Watercolor, gum arabic, pen and black ink, lead white, and graphite on white wove paper
18 1/16 x 22 1/4 in. (45.9 x 56.5 cm)
Gift of Edgar William and Bernice Chrysler Garbisch, 1966
Not on view
In early-nineteenth-century America, bereaved families memorialized their deceased loved ones in highly personalized and intimate ways. Memorial embroideries and watercolors, which almost all date between about 1800 and 1840 and most frequently originated in New England, were very often done by young women, who learned this art form at school or in the seminary. The young artist of this image (perhaps depicted in self-portrait as the older child here) employed the most popular formula for such pictures, positioning the bereaved children beside an urn atop a large pedestal. The title inscribed below the pedestal reveals that these children mourn the death of their parents.

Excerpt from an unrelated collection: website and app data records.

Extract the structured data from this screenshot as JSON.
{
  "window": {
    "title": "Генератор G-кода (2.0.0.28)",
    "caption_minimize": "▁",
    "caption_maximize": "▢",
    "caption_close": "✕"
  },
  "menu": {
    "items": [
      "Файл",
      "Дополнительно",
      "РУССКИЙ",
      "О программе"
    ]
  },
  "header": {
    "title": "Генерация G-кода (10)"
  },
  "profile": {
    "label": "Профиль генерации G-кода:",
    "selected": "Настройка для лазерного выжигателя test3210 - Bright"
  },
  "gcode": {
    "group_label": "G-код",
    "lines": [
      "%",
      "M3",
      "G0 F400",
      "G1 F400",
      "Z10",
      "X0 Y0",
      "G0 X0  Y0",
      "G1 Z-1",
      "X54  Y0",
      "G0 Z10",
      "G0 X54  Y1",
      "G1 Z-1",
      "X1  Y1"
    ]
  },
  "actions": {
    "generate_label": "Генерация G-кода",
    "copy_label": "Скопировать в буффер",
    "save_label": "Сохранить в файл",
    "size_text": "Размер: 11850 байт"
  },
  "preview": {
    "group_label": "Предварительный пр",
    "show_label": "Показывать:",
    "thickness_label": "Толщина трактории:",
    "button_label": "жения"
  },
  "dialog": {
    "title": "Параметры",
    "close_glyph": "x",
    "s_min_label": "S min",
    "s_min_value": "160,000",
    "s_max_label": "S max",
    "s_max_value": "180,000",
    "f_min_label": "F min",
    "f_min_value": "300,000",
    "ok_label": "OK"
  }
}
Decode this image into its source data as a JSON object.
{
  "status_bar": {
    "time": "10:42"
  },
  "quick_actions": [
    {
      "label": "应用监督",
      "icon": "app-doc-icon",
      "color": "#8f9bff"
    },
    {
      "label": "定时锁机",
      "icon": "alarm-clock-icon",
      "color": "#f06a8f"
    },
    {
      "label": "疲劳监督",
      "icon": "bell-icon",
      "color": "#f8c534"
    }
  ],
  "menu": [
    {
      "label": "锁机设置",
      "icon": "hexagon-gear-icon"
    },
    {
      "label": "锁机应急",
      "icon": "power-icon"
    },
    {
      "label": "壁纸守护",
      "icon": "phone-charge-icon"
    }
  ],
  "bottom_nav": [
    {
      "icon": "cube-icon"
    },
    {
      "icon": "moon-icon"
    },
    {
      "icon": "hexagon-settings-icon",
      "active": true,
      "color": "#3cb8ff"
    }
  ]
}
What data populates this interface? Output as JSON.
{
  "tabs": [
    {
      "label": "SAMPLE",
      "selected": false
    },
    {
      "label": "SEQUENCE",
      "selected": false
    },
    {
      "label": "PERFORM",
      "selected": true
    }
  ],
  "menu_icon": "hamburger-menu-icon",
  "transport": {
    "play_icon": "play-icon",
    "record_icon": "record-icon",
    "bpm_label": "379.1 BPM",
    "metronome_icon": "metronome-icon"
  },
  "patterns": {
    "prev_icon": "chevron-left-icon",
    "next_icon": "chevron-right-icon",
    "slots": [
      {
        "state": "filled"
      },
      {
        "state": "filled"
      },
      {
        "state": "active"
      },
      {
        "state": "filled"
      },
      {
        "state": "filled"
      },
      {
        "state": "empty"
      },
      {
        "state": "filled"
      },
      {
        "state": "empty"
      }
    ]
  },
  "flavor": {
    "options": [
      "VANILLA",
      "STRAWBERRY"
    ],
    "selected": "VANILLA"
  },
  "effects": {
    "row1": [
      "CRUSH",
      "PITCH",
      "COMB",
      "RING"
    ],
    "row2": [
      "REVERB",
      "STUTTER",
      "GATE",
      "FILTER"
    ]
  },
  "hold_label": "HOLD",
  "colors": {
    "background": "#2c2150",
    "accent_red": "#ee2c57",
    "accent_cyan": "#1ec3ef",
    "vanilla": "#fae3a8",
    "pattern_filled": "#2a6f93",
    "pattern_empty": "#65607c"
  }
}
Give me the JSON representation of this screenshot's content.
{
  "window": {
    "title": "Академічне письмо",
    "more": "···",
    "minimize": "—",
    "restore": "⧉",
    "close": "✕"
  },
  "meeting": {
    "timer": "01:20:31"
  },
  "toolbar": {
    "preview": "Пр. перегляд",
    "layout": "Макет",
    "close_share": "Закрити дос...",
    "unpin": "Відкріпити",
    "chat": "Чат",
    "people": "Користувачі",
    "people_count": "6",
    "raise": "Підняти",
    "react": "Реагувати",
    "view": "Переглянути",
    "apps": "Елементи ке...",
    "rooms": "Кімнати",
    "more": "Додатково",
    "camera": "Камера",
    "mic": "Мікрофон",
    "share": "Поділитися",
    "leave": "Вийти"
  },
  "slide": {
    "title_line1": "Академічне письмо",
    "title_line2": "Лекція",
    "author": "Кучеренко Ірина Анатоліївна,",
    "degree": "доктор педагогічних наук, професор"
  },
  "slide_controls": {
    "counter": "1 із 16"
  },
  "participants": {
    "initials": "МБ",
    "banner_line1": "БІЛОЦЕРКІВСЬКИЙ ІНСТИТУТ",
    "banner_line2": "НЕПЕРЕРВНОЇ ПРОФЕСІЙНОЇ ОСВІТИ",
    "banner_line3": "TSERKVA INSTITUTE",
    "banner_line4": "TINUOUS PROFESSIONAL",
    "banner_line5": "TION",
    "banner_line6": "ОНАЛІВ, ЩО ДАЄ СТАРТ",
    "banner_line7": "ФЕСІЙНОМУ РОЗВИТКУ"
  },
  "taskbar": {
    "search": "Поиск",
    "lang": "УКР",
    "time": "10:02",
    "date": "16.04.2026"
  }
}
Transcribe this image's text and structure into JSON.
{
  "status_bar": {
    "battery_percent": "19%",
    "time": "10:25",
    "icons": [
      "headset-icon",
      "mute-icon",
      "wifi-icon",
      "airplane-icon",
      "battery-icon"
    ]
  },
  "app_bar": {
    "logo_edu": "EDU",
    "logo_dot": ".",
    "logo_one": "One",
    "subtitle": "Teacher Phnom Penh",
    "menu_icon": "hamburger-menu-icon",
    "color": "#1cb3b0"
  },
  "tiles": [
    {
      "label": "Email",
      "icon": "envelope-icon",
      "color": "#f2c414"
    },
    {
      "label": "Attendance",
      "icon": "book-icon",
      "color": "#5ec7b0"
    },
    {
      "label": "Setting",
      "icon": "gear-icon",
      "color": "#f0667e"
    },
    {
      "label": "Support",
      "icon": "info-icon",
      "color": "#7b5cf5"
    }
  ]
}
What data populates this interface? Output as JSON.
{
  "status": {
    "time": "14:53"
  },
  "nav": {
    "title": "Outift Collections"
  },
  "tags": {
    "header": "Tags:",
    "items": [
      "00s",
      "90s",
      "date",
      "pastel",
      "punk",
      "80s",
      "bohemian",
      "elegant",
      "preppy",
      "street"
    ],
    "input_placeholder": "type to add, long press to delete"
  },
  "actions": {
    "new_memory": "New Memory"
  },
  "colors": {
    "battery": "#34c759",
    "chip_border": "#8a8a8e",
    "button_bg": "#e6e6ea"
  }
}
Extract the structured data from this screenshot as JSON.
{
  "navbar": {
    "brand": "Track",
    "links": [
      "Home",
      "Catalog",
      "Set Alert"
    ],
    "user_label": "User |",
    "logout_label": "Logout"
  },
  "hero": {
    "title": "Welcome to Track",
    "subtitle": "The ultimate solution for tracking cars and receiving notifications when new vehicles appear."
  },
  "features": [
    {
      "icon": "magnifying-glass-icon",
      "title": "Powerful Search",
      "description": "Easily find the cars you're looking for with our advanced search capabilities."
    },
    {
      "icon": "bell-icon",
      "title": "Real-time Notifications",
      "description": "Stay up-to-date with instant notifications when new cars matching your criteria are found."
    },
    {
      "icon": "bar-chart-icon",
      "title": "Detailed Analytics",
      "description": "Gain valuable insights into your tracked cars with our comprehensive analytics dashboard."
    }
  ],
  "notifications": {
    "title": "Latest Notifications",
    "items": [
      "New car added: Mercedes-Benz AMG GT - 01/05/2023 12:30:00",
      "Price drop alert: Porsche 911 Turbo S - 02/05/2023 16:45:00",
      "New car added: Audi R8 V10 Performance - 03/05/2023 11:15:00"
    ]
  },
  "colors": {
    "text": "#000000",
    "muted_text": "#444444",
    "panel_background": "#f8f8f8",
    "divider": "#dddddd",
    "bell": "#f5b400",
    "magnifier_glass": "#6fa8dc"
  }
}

Inscription: [at bottom]: The Orphans; [see also inscription on tomb]
Artist: Julian Alden Weir (American, West Point, New York 1852–1919 New York)Date: ca. 1890Medium: Watercolor, gouache, black ink, and graphite on white wove paperAccession: 66.193On view in:Gallery 746